*Data shown*.
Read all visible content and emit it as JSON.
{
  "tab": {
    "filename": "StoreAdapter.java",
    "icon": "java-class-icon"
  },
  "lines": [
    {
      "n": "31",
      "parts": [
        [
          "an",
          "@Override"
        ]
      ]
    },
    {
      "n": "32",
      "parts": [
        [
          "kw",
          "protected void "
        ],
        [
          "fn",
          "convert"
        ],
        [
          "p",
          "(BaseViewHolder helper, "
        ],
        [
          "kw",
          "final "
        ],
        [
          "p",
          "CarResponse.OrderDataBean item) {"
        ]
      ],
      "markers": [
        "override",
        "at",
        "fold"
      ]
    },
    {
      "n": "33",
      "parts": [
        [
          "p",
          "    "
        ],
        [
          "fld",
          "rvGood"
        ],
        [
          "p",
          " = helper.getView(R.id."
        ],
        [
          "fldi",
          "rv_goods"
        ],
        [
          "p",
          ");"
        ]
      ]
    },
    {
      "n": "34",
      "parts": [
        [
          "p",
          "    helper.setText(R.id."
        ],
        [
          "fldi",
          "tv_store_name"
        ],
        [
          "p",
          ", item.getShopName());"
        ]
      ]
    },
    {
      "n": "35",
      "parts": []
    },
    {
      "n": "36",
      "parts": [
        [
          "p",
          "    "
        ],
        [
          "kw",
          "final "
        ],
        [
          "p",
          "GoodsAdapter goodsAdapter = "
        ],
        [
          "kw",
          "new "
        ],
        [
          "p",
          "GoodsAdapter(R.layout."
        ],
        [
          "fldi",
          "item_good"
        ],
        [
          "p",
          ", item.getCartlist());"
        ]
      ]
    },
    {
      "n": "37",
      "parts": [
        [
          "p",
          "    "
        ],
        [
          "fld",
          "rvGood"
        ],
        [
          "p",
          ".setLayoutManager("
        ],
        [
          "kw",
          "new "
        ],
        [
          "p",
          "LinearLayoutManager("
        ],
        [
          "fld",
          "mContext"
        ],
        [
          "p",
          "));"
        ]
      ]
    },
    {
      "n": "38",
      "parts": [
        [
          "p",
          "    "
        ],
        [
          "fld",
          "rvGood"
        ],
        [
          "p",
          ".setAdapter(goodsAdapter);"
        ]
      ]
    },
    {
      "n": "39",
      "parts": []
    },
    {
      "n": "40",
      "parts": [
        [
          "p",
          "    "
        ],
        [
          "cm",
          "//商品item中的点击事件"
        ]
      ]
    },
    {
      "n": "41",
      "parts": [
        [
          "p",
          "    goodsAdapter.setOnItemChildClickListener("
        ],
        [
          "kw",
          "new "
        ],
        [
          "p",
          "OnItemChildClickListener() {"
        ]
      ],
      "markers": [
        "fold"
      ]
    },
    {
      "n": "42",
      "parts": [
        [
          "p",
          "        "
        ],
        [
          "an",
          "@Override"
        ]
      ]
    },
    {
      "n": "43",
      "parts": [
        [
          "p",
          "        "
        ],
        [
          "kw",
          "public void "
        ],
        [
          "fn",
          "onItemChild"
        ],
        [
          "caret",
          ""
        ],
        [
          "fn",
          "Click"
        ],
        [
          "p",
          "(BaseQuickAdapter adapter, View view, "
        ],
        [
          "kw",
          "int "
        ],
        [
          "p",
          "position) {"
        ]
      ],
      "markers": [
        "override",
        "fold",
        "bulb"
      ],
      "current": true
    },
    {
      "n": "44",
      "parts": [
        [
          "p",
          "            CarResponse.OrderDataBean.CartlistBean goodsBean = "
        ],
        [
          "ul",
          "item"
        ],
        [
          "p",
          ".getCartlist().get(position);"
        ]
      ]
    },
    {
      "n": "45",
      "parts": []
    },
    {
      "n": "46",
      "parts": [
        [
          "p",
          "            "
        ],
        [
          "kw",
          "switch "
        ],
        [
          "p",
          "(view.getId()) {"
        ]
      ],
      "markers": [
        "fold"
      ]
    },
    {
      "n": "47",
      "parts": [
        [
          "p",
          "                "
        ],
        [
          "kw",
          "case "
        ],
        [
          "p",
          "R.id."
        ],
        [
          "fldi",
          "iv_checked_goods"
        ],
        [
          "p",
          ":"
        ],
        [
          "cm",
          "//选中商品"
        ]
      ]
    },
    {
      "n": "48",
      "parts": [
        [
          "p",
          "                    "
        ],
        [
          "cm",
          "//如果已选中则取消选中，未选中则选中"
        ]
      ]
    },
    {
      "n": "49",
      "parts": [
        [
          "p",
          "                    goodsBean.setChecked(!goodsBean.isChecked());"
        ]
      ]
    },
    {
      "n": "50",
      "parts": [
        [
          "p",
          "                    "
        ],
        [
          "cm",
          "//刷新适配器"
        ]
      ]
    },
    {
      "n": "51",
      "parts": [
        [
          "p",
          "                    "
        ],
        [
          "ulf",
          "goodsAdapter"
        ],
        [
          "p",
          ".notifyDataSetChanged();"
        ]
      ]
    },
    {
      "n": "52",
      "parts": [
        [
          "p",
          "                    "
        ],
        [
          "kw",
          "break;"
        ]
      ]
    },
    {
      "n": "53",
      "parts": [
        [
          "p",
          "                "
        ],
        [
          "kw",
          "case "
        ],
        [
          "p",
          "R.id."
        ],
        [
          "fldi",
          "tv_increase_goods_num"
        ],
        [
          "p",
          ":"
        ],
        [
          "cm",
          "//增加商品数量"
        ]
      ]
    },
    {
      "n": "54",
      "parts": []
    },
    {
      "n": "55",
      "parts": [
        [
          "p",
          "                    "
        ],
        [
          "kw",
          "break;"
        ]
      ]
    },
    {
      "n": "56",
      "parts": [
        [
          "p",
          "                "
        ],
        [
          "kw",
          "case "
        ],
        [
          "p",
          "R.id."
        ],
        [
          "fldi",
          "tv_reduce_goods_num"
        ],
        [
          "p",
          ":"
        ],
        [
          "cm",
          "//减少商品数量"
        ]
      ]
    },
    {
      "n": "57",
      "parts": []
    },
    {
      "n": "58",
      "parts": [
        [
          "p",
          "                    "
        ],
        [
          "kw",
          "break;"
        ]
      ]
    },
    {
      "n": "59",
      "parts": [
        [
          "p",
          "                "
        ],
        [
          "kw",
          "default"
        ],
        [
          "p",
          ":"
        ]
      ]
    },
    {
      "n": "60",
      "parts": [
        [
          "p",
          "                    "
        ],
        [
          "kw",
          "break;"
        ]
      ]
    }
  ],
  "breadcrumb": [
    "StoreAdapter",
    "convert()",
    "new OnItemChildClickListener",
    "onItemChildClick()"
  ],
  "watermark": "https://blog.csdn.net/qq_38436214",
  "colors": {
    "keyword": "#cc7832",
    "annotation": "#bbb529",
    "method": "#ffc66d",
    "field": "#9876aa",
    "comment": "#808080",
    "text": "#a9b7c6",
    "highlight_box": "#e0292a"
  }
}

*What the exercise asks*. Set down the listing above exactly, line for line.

*Your solution*.
Read all visible content and emit it as JSON.
{
  "tab": {
    "filename": "StoreAdapter.java",
    "icon": "java-class-icon"
  },
  "lines": [
    {
      "n": "31",
      "parts": [
        [
          "an",
          "@Override"
        ]
      ]
    },
    {
      "n": "32",
      "parts": [
        [
          "kw",
          "protected void "
        ],
        [
          "fn",
          "convert"
        ],
        [
          "p",
          "(BaseViewHolder helper, "
        ],
        [
          "kw",
          "final "
        ],
        [
          "p",
          "CarResponse.OrderDataBean item) {"
        ]
      ],
      "markers": [
        "override",
        "at",
        "fold"
      ]
    },
    {
      "n": "33",
      "parts": [
        [
          "p",
          "    "
        ],
        [
          "fld",
          "rvGood"
        ],
        [
          "p",
          " = helper.getView(R.id."
        ],
        [
          "fldi",
          "rv_goods"
        ],
        [
          "p",
          ");"
        ]
      ]
    },
    {
      "n": "34",
      "parts": [
        [
          "p",
          "    helper.setText(R.id."
        ],
        [
          "fldi",
          "tv_store_name"
        ],
        [
          "p",
          ", item.getShopName());"
        ]
      ]
    },
    {
      "n": "35",
      "parts": []
    },
    {
      "n": "36",
      "parts": [
        [
          "p",
          "    "
        ],
        [
          "kw",
          "final "
        ],
        [
          "p",
          "GoodsAdapter goodsAdapter = "
        ],
        [
          "kw",
          "new "
        ],
        [
          "p",
          "GoodsAdapter(R.layout."
        ],
        [
          "fldi",
          "item_good"
        ],
        [
          "p",
          ", item.getCartlist());"
        ]
      ]
    },
    {
      "n": "37",
      "parts": [
        [
          "p",
          "    "
        ],
        [
          "fld",
          "rvGood"
        ],
        [
          "p",
          ".setLayoutManager("
        ],
        [
          "kw",
          "new "
        ],
        [
          "p",
          "LinearLayoutManager("
        ],
        [
          "fld",
          "mContext"
        ],
        [
          "p",
          "));"
        ]
      ]
    },
    {
      "n": "38",
      "parts": [
        [
          "p",
          "    "
        ],
        [
          "fld",
          "rvGood"
        ],
        [
          "p",
          ".setAdapter(goodsAdapter);"
        ]
      ]
    },
    {
      "n": "39",
      "parts": []
    },
    {
      "n": "40",
      "parts": [
        [
          "p",
          "    "
        ],
        [
          "cm",
          "//商品item中的点击事件"
        ]
      ]
    },
    {
      "n": "41",
      "parts": [
        [
          "p",
          "    goodsAdapter.setOnItemChildClickListener("
        ],
        [
          "kw",
          "new "
        ],
        [
          "p",
          "OnItemChildClickListener() {"
        ]
      ],
      "markers": [
        "fold"
      ]
    },
    {
      "n": "42",
      "parts": [
        [
          "p",
          "        "
        ],
        [
          "an",
          "@Override"
        ]
      ]
    },
    {
      "n": "43",
      "parts": [
        [
          "p",
          "        "
        ],
        [
          "kw",
          "public void "
        ],
        [
          "fn",
          "onItemChild"
        ],
        [
          "caret",
          ""
        ],
        [
          "fn",
          "Click"
        ],
        [
          "p",
          "(BaseQuickAdapter adapter, View view, "
        ],
        [
          "kw",
          "int "
        ],
        [
          "p",
          "position) {"
        ]
      ],
      "markers": [
        "override",
        "fold",
        "bulb"
      ],
      "current": true
    },
    {
      "n": "44",
      "parts": [
        [
          "p",
          "            CarResponse.OrderDataBean.CartlistBean goodsBean = "
        ],
        [
          "ul",
          "item"
        ],
        [
          "p",
          ".getCartlist().get(position);"
        ]
      ]
    },
    {
      "n": "45",
      "parts": []
    },
    {
      "n": "46",
      "parts": [
        [
          "p",
          "            "
        ],
        [
          "kw",
          "switch "
        ],
        [
          "p",
          "(view.getId()) {"
        ]
      ],
      "markers": [
        "fold"
      ]
    },
    {
      "n": "47",
      "parts": [
        [
          "p",
          "                "
        ],
        [
          "kw",
          "case "
        ],
        [
          "p",
          "R.id."
        ],
        [
          "fldi",
          "iv_checked_goods"
        ],
        [
          "p",
          ":"
        ],
        [
          "cm",
          "//选中商品"
        ]
      ]
    },
    {
      "n": "48",
      "parts": [
        [
          "p",
          "                    "
        ],
        [
          "cm",
          "//如果已选中则取消选中，未选中则选中"
        ]
      ]
    },
    {
      "n": "49",
      "parts": [
        [
          "p",
          "                    goodsBean.setChecked(!goodsBean.isChecked());"
        ]
      ]
    },
    {
      "n": "50",
      "parts": [
        [
          "p",
          "                    "
        ],
        [
          "cm",
          "//刷新适配器"
        ]
      ]
    },
    {
      "n": "51",
      "parts": [
        [
          "p",
          "                    "
        ],
        [
          "ulf",
          "goodsAdapter"
        ],
        [
          "p",
          ".notifyDataSetChanged();"
        ]
      ]
    },
    {
      "n": "52",
      "parts": [
        [
          "p",
          "                    "
        ],
        [
          "kw",
          "break;"
        ]
      ]
    },
    {
      "n": "53",
      "parts": [
        [
          "p",
          "                "
        ],
        [
          "kw",
          "case "
        ],
        [
          "p",
          "R.id."
        ],
        [
          "fldi",
          "tv_increase_goods_num"
        ],
        [
          "p",
          ":"
        ],
        [
          "cm",
          "//增加商品数量"
        ]
      ]
    },
    {
      "n": "54",
      "parts": []
    },
    {
      "n": "55",
      "parts": [
        [
          "p",
          "                    "
        ],
        [
          "kw",
          "break;"
        ]
      ]
    },
    {
      "n": "56",
      "parts": [
        [
          "p",
          "                "
        ],
        [
          "kw",
          "case "
        ],
        [
          "p",
          "R.id."
        ],
        [
          "fldi",
          "tv_reduce_goods_num"
        ],
        [
          "p",
          ":"
        ],
        [
          "cm",
          "//减少商品数量"
        ]
      ]
    },
    {
      "n": "57",
      "parts": []
    },
    {
      "n": "58",
      "parts": [
        [
          "p",
          "                    "
        ],
        [
          "kw",
          "break;"
        ]
      ]
    },
    {
      "n": "59",
      "parts": [
        [
          "p",
          "                "
        ],
        [
          "kw",
          "default"
        ],
        [
          "p",
          ":"
        ]
      ]
    },
    {
      "n": "60",
      "parts": [
        [
          "p",
          "                    "
        ],
        [
          "kw",
          "break;"
        ]
      ]
    }
  ],
  "breadcrumb": [
    "StoreAdapter",
    "convert()",
    "new OnItemChildClickListener",
    "onItemChildClick()"
  ],
  "watermark": "https://blog.csdn.net/qq_38436214",
  "colors": {
    "keyword": "#cc7832",
    "annotation": "#bbb529",
    "method": "#ffc66d",
    "field": "#9876aa",
    "comment": "#808080",
    "text": "#a9b7c6",
    "highlight_box": "#e0292a"
  }
}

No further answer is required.